_WHAT TO WORK ON_: Could you find each line of the data below that contains the word "clouds" and copy those lines?

+--

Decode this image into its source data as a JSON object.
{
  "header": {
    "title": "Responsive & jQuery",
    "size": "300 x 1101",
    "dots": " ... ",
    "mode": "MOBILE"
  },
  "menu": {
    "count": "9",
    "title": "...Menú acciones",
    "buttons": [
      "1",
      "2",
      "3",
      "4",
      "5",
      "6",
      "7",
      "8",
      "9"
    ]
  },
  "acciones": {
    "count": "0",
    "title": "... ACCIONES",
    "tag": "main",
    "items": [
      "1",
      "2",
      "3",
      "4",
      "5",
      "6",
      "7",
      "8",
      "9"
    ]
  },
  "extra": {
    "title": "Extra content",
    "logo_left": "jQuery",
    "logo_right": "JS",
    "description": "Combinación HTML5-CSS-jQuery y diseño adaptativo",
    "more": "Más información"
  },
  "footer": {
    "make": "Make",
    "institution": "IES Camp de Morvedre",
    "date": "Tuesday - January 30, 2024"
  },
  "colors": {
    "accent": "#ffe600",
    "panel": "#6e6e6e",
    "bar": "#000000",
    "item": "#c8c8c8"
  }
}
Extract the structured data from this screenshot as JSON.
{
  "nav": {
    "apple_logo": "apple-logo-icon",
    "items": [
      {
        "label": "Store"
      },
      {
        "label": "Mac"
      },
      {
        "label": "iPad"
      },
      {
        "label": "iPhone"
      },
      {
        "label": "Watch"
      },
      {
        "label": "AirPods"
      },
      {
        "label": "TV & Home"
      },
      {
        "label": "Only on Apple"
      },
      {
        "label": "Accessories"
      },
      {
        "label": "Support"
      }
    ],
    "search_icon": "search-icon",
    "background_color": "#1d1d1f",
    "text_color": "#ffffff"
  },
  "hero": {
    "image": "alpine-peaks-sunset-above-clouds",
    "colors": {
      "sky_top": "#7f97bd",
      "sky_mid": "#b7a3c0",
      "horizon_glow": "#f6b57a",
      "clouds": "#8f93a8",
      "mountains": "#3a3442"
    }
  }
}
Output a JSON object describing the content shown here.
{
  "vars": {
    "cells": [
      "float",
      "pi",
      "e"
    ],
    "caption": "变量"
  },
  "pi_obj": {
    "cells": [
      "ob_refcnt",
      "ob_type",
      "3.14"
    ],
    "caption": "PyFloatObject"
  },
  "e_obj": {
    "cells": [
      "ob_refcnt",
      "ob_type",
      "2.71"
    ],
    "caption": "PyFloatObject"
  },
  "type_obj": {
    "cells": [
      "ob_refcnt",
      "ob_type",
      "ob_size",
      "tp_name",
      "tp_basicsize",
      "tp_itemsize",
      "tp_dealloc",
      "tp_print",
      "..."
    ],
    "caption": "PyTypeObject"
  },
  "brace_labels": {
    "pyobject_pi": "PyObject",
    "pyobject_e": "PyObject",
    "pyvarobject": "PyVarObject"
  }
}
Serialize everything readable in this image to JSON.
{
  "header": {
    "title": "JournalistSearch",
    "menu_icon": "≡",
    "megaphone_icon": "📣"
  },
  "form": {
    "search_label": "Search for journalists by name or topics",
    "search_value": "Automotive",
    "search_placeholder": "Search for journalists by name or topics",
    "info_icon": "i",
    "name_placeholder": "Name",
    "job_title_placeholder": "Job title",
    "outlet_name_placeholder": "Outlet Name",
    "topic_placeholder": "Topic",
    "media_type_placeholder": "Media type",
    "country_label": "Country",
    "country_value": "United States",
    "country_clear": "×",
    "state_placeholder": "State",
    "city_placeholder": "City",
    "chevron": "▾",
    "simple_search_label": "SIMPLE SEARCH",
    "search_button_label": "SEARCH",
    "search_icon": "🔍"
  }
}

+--

_SOLUTION_:
    "image": "alpine-peaks-sunset-above-clouds",
      "clouds": "#8f93a8",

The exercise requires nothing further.